"It is going to be a time consuming affair and one has to be patient to deal with it. The special representatives are aware of their responsibilities and we hope a mutually acceptable solution can be arrived at," he said while addressing a prominent think-tank in Beijing.
He said "Even on an issue like the unresolved boundary question that is often the subject of media speculation, it is always not appreciated that considerable progress has actually been made," he said.
National Security Adviser Shivshankar Menon will be India's representative at the next round of boundary talks with senior State Councillor Dai Bingguo. The two sides have so far held 13 rounds since the mechanism was established in 2003.
On a four-day maiden visit, Krishna, who is accompanied by Foreign Secretary Nirupama Rao, reached out to China saying a strong and stable relationship between the two countries has global consequences.
He said the two countries are striving to "rewrite" the rules of the world in their favour and that the two were not rivals.
Presenting an upbeat picture of Sino-Indian ties, which saw a bitter war of words over Arunachal Pradesh last year, Krishna said the bilateral issues are "under total control" and the two countries have evolved a mechanism to find a solution to issues like boundary demarcation.
Advocating a patient approach to resolve the longstanding boundary dispute, Krishna said "the true test of our maturity" lies in the way the two countries manage their differences.
"We have to accept that there will be outstanding issues between the two countries even as our relationship forges ahead. This is in the very nature of global politics and we should not get discouraged as a result," he said.
He said as rising powers, India and China are often projected to have a "competitive relationship" but it depends on the two neighbours to craft out their own course.
"In the final analysis, we all are what we want to be. It is upto us to disprove such scenarios, not through platitudes and wishful thinking, but by concrete examples of cooperation," he said.
"A strong and stable relationship between India and China has consequences for the entire world.
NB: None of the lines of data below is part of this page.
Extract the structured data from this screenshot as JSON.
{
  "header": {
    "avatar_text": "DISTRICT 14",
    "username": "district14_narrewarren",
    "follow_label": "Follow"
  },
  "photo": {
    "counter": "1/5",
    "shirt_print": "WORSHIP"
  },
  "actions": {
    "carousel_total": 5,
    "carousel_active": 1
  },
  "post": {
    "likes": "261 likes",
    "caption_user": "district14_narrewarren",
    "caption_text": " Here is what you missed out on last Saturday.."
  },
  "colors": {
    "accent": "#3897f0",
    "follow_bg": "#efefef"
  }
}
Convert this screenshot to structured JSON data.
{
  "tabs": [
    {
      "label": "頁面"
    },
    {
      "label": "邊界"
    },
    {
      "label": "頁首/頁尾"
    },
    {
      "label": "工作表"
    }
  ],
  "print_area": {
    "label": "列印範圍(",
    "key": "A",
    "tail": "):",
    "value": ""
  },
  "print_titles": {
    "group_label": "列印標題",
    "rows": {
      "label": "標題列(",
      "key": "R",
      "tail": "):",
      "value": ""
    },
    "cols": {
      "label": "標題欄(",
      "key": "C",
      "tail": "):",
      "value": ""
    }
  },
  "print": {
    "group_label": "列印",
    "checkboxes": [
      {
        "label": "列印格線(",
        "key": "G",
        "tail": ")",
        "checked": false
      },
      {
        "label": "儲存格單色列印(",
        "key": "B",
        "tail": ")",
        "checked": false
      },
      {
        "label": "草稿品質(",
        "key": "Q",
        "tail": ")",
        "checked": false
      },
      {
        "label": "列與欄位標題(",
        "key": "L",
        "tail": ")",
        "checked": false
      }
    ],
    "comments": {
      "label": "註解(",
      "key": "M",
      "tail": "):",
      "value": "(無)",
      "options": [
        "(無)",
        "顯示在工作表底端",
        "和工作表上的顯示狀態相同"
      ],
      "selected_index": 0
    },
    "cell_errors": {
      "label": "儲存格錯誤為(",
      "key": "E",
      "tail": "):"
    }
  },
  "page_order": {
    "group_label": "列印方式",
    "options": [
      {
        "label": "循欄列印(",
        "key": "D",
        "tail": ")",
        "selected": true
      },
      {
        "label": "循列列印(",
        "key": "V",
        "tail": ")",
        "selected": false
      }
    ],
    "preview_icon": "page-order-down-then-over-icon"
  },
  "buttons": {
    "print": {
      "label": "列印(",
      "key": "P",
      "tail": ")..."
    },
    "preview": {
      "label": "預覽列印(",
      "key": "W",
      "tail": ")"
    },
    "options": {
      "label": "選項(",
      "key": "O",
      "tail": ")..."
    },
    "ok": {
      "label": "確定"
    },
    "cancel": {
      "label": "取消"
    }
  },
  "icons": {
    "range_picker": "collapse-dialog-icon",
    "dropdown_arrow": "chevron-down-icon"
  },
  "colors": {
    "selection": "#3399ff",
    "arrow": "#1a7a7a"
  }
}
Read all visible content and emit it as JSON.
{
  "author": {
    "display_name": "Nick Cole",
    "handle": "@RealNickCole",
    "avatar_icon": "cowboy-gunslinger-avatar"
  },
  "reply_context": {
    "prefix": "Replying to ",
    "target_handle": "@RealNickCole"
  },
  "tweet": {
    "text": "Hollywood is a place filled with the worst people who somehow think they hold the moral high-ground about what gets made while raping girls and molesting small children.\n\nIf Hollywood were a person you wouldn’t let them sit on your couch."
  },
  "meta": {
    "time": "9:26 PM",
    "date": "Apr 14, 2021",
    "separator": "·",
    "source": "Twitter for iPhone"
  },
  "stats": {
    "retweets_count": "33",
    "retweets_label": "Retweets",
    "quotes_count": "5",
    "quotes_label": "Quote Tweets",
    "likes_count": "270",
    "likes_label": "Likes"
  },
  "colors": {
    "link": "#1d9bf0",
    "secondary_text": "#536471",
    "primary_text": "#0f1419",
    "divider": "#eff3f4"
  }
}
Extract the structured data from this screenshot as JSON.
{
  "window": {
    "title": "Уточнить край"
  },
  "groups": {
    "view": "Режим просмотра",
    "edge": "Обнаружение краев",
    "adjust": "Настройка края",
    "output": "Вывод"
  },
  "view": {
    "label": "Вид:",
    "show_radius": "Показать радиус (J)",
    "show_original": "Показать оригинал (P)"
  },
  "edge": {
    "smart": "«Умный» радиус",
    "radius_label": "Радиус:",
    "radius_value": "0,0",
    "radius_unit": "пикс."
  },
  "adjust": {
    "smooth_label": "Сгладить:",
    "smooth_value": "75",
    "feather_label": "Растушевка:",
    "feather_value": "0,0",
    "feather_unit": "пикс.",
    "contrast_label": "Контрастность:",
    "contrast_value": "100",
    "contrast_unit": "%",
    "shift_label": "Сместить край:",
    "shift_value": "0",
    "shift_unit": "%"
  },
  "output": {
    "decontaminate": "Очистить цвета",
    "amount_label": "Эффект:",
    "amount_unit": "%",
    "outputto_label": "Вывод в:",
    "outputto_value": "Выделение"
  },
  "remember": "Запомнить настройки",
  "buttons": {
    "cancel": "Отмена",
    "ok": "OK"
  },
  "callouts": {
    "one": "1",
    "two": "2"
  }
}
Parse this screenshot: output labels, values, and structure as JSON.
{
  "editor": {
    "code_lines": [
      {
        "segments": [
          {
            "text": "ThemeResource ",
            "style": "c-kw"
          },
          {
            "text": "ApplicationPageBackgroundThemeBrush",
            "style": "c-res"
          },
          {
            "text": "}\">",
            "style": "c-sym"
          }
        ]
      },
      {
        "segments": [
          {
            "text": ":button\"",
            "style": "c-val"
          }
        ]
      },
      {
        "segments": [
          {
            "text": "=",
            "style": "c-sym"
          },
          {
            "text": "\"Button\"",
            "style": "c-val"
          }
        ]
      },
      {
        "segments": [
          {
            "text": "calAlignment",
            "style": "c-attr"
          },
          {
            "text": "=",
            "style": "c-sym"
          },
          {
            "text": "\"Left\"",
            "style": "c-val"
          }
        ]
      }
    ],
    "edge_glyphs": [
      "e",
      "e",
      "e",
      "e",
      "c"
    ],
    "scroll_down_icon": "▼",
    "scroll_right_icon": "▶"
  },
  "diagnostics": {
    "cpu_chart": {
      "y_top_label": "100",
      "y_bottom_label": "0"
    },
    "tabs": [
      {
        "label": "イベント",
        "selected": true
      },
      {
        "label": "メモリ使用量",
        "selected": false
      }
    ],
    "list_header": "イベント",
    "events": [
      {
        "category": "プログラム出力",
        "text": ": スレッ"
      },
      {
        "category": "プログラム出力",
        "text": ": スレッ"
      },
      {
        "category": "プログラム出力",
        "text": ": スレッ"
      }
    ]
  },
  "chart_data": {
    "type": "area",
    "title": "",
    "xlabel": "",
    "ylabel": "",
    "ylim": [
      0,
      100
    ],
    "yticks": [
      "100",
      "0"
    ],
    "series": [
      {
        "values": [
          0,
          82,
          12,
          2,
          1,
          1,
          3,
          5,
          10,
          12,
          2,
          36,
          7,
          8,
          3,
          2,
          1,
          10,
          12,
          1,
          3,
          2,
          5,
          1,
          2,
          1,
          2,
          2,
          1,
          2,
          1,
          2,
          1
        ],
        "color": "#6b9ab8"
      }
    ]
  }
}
Because we are different, our divergences are often exaggerated. If truth be told, there are vested interests at work too," he said.